## Exercise aim
Copy every line from the data below in which the string "messages" can be found.
══ Record excerpts ══
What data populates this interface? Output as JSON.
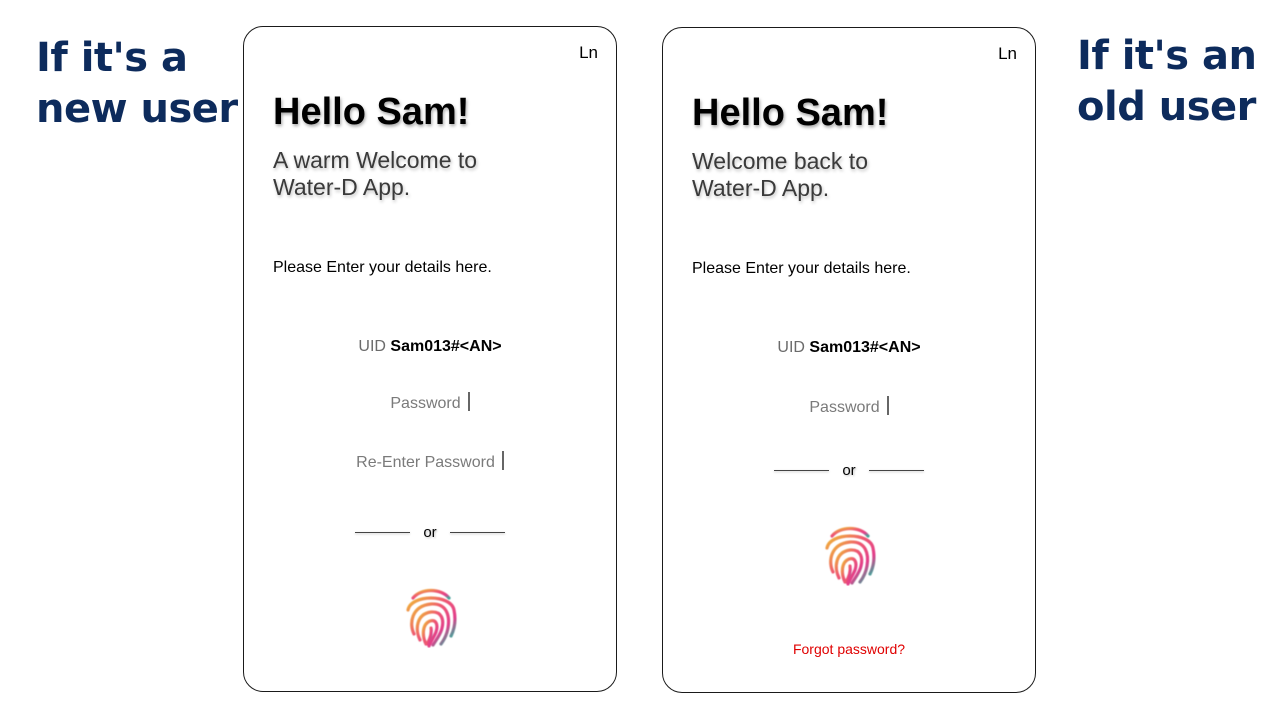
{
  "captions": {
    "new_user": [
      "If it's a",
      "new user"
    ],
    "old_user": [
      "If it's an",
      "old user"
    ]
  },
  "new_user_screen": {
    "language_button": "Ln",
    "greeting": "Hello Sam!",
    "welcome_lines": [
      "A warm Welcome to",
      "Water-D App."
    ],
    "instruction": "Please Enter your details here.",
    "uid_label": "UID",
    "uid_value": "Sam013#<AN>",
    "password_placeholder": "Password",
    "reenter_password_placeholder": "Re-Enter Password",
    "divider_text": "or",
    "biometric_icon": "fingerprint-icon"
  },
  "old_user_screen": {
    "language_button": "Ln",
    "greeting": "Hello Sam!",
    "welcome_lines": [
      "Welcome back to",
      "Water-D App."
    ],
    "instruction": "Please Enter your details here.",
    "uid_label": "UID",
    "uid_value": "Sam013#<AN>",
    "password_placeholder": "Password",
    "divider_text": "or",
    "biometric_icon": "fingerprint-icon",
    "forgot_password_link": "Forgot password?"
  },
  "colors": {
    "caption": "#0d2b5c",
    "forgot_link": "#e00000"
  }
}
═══
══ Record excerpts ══
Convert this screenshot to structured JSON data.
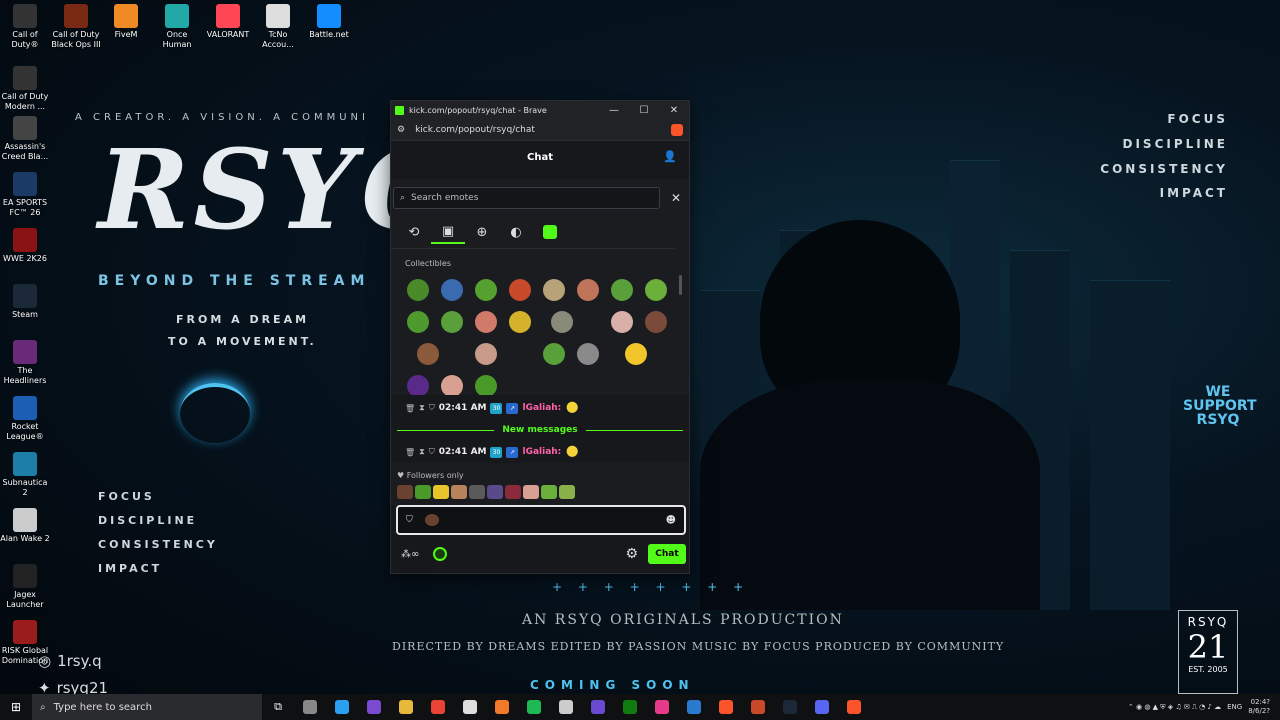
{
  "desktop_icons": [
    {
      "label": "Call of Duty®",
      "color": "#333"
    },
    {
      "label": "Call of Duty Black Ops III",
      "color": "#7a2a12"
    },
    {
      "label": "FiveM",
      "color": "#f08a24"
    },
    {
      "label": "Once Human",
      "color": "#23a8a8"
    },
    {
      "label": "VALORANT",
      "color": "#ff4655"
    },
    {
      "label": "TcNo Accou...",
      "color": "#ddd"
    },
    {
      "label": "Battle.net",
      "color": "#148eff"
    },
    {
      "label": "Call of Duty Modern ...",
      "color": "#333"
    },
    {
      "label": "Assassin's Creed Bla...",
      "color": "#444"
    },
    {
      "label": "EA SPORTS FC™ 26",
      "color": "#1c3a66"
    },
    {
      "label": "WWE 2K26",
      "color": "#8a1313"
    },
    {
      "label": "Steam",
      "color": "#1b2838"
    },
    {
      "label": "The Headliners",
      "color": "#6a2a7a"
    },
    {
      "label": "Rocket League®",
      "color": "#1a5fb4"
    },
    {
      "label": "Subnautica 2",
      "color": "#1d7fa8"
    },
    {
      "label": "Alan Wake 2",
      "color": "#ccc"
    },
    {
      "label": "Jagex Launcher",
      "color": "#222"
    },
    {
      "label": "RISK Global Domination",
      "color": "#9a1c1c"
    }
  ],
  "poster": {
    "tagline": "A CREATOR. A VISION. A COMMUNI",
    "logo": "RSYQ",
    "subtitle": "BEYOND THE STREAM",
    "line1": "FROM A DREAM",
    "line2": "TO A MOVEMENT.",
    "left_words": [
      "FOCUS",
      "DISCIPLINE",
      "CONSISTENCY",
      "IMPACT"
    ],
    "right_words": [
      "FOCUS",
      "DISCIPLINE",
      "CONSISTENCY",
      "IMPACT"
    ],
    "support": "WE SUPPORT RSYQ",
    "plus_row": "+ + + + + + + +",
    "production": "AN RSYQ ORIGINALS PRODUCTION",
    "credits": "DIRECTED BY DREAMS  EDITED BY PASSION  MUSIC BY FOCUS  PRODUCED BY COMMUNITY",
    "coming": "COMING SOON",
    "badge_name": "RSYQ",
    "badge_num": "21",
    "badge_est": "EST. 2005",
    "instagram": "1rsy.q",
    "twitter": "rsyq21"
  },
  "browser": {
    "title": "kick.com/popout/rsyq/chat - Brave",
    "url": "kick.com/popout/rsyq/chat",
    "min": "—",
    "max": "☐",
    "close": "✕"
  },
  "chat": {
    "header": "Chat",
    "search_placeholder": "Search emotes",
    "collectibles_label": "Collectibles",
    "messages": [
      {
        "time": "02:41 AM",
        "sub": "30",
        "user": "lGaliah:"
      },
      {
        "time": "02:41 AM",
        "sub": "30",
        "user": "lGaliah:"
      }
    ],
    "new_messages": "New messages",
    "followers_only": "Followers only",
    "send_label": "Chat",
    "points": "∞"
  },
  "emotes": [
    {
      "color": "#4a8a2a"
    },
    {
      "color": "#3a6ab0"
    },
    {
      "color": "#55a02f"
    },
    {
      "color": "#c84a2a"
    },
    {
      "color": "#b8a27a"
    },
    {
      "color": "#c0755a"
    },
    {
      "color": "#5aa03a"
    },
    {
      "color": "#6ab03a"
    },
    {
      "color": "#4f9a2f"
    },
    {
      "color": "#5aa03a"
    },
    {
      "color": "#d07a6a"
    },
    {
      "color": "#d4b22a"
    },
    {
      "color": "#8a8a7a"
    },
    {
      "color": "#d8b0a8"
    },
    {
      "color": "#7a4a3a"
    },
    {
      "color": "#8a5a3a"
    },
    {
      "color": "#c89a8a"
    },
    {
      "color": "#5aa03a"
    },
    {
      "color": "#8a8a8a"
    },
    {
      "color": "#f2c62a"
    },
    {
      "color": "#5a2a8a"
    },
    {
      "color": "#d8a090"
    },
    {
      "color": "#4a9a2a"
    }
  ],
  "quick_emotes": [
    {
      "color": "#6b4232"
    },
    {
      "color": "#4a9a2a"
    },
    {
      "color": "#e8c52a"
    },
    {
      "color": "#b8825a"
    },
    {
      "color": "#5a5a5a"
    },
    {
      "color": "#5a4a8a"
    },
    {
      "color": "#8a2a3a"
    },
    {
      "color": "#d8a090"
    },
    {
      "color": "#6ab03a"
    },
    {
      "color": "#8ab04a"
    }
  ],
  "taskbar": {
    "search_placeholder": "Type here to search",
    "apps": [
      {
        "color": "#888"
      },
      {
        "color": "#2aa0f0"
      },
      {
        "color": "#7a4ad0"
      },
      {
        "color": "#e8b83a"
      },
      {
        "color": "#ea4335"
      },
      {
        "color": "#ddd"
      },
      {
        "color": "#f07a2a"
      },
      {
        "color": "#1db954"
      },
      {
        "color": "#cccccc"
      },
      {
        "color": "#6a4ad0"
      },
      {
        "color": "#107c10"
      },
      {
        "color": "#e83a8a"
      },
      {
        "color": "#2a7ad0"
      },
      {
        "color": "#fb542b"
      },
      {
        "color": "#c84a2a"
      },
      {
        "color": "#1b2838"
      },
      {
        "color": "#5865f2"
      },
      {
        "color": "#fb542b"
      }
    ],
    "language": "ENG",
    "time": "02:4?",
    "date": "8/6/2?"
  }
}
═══
## Problem solution
    "messages": [
    "new_messages": "New messages",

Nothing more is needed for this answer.